Task directions:
Each line of the data must be set down again without a single difference.

# # # # # # #

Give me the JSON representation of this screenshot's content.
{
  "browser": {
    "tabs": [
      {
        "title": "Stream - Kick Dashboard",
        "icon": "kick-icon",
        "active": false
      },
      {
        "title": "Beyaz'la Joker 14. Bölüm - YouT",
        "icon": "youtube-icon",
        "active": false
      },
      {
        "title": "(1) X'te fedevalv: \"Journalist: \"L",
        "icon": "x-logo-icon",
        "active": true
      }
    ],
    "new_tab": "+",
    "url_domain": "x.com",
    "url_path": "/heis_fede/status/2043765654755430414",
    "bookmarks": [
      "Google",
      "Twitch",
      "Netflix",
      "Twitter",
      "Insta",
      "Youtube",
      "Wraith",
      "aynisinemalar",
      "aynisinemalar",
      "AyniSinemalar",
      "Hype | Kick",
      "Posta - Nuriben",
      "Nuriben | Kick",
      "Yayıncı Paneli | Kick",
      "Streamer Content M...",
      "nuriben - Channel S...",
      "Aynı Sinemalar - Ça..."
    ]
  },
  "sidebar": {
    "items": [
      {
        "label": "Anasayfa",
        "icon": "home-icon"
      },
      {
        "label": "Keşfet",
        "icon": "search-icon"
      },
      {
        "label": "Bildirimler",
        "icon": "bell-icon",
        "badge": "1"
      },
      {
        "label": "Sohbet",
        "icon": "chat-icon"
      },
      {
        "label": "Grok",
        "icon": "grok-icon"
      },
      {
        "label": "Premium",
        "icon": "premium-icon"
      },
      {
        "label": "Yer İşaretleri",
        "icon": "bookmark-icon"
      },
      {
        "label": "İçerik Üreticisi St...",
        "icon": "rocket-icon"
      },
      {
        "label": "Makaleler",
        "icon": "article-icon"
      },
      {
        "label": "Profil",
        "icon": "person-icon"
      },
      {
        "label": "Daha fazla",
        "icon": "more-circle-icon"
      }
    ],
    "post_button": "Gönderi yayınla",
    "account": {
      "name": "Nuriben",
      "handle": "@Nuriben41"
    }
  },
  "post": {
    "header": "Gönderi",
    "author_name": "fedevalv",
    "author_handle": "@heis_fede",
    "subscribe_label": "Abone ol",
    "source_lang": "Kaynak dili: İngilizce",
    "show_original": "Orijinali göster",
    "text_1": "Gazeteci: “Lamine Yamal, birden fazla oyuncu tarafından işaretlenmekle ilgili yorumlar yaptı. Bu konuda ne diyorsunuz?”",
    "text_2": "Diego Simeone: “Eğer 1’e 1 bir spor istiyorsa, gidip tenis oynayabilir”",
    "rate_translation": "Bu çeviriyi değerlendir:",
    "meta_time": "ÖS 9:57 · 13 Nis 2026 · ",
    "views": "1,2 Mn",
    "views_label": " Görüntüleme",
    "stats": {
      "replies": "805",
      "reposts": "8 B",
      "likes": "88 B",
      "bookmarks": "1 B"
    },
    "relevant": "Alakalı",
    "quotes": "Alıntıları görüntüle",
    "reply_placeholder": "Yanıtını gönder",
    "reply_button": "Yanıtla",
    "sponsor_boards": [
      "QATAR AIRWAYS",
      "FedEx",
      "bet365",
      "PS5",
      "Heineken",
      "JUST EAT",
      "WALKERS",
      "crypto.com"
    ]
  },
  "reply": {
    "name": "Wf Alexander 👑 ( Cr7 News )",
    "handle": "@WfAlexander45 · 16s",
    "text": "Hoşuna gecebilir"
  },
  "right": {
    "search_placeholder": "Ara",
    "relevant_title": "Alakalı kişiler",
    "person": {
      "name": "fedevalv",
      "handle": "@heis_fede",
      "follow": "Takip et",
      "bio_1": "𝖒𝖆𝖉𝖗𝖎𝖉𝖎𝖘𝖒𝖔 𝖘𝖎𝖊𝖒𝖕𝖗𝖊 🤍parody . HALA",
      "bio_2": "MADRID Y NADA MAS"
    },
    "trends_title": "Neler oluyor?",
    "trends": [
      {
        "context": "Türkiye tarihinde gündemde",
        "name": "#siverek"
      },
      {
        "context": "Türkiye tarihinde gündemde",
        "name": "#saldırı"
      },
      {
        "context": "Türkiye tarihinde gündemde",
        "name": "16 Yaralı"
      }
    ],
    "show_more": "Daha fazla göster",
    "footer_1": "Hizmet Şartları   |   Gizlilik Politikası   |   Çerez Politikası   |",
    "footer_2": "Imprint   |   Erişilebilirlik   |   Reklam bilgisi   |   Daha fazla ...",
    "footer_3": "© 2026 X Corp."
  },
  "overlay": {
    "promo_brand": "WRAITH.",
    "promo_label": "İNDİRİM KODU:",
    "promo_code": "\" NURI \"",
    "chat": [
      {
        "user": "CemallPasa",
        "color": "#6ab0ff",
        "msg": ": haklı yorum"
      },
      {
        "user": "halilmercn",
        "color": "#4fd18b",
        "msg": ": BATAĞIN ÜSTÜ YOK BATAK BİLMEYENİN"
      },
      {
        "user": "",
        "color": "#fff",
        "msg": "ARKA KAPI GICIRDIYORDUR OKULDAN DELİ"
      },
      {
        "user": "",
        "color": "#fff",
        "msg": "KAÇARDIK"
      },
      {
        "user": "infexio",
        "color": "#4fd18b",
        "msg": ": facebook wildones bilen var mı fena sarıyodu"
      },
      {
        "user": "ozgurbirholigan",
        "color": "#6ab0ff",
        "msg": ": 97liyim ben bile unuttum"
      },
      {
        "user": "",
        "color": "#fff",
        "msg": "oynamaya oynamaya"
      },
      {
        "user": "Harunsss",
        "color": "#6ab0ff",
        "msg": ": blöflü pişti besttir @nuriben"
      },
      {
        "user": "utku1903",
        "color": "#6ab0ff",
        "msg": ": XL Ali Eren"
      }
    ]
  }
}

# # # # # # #

Exercise output:
Give me the JSON representation of this screenshot's content.
{
  "browser": {
    "tabs": [
      {
        "title": "Stream - Kick Dashboard",
        "icon": "kick-icon",
        "active": false
      },
      {
        "title": "Beyaz'la Joker 14. Bölüm - YouT",
        "icon": "youtube-icon",
        "active": false
      },
      {
        "title": "(1) X'te fedevalv: \"Journalist: \"L",
        "icon": "x-logo-icon",
        "active": true
      }
    ],
    "new_tab": "+",
    "url_domain": "x.com",
    "url_path": "/heis_fede/status/2043765654755430414",
    "bookmarks": [
      "Google",
      "Twitch",
      "Netflix",
      "Twitter",
      "Insta",
      "Youtube",
      "Wraith",
      "aynisinemalar",
      "aynisinemalar",
      "AyniSinemalar",
      "Hype | Kick",
      "Posta - Nuriben",
      "Nuriben | Kick",
      "Yayıncı Paneli | Kick",
      "Streamer Content M...",
      "nuriben - Channel S...",
      "Aynı Sinemalar - Ça..."
    ]
  },
  "sidebar": {
    "items": [
      {
        "label": "Anasayfa",
        "icon": "home-icon"
      },
      {
        "label": "Keşfet",
        "icon": "search-icon"
      },
      {
        "label": "Bildirimler",
        "icon": "bell-icon",
        "badge": "1"
      },
      {
        "label": "Sohbet",
        "icon": "chat-icon"
      },
      {
        "label": "Grok",
        "icon": "grok-icon"
      },
      {
        "label": "Premium",
        "icon": "premium-icon"
      },
      {
        "label": "Yer İşaretleri",
        "icon": "bookmark-icon"
      },
      {
        "label": "İçerik Üreticisi St...",
        "icon": "rocket-icon"
      },
      {
        "label": "Makaleler",
        "icon": "article-icon"
      },
      {
        "label": "Profil",
        "icon": "person-icon"
      },
      {
        "label": "Daha fazla",
        "icon": "more-circle-icon"
      }
    ],
    "post_button": "Gönderi yayınla",
    "account": {
      "name": "Nuriben",
      "handle": "@Nuriben41"
    }
  },
  "post": {
    "header": "Gönderi",
    "author_name": "fedevalv",
    "author_handle": "@heis_fede",
    "subscribe_label": "Abone ol",
    "source_lang": "Kaynak dili: İngilizce",
    "show_original": "Orijinali göster",
    "text_1": "Gazeteci: “Lamine Yamal, birden fazla oyuncu tarafından işaretlenmekle ilgili yorumlar yaptı. Bu konuda ne diyorsunuz?”",
    "text_2": "Diego Simeone: “Eğer 1’e 1 bir spor istiyorsa, gidip tenis oynayabilir”",
    "rate_translation": "Bu çeviriyi değerlendir:",
    "meta_time": "ÖS 9:57 · 13 Nis 2026 · ",
    "views": "1,2 Mn",
    "views_label": " Görüntüleme",
    "stats": {
      "replies": "805",
      "reposts": "8 B",
      "likes": "88 B",
      "bookmarks": "1 B"
    },
    "relevant": "Alakalı",
    "quotes": "Alıntıları görüntüle",
    "reply_placeholder": "Yanıtını gönder",
    "reply_button": "Yanıtla",
    "sponsor_boards": [
      "QATAR AIRWAYS",
      "FedEx",
      "bet365",
      "PS5",
      "Heineken",
      "JUST EAT",
      "WALKERS",
      "crypto.com"
    ]
  },
  "reply": {
    "name": "Wf Alexander 👑 ( Cr7 News )",
    "handle": "@WfAlexander45 · 16s",
    "text": "Hoşuna gecebilir"
  },
  "right": {
    "search_placeholder": "Ara",
    "relevant_title": "Alakalı kişiler",
    "person": {
      "name": "fedevalv",
      "handle": "@heis_fede",
      "follow": "Takip et",
      "bio_1": "𝖒𝖆𝖉𝖗𝖎𝖉𝖎𝖘𝖒𝖔 𝖘𝖎𝖊𝖒𝖕𝖗𝖊 🤍parody . HALA",
      "bio_2": "MADRID Y NADA MAS"
    },
    "trends_title": "Neler oluyor?",
    "trends": [
      {
        "context": "Türkiye tarihinde gündemde",
        "name": "#siverek"
      },
      {
        "context": "Türkiye tarihinde gündemde",
        "name": "#saldırı"
      },
      {
        "context": "Türkiye tarihinde gündemde",
        "name": "16 Yaralı"
      }
    ],
    "show_more": "Daha fazla göster",
    "footer_1": "Hizmet Şartları   |   Gizlilik Politikası   |   Çerez Politikası   |",
    "footer_2": "Imprint   |   Erişilebilirlik   |   Reklam bilgisi   |   Daha fazla ...",
    "footer_3": "© 2026 X Corp."
  },
  "overlay": {
    "promo_brand": "WRAITH.",
    "promo_label": "İNDİRİM KODU:",
    "promo_code": "\" NURI \"",
    "chat": [
      {
        "user": "CemallPasa",
        "color": "#6ab0ff",
        "msg": ": haklı yorum"
      },
      {
        "user": "halilmercn",
        "color": "#4fd18b",
        "msg": ": BATAĞIN ÜSTÜ YOK BATAK BİLMEYENİN"
      },
      {
        "user": "",
        "color": "#fff",
        "msg": "ARKA KAPI GICIRDIYORDUR OKULDAN DELİ"
      },
      {
        "user": "",
        "color": "#fff",
        "msg": "KAÇARDIK"
      },
      {
        "user": "infexio",
        "color": "#4fd18b",
        "msg": ": facebook wildones bilen var mı fena sarıyodu"
      },
      {
        "user": "ozgurbirholigan",
        "color": "#6ab0ff",
        "msg": ": 97liyim ben bile unuttum"
      },
      {
        "user": "",
        "color": "#fff",
        "msg": "oynamaya oynamaya"
      },
      {
        "user": "Harunsss",
        "color": "#6ab0ff",
        "msg": ": blöflü pişti besttir @nuriben"
      },
      {
        "user": "utku1903",
        "color": "#6ab0ff",
        "msg": ": XL Ali Eren"
      }
    ]
  }
}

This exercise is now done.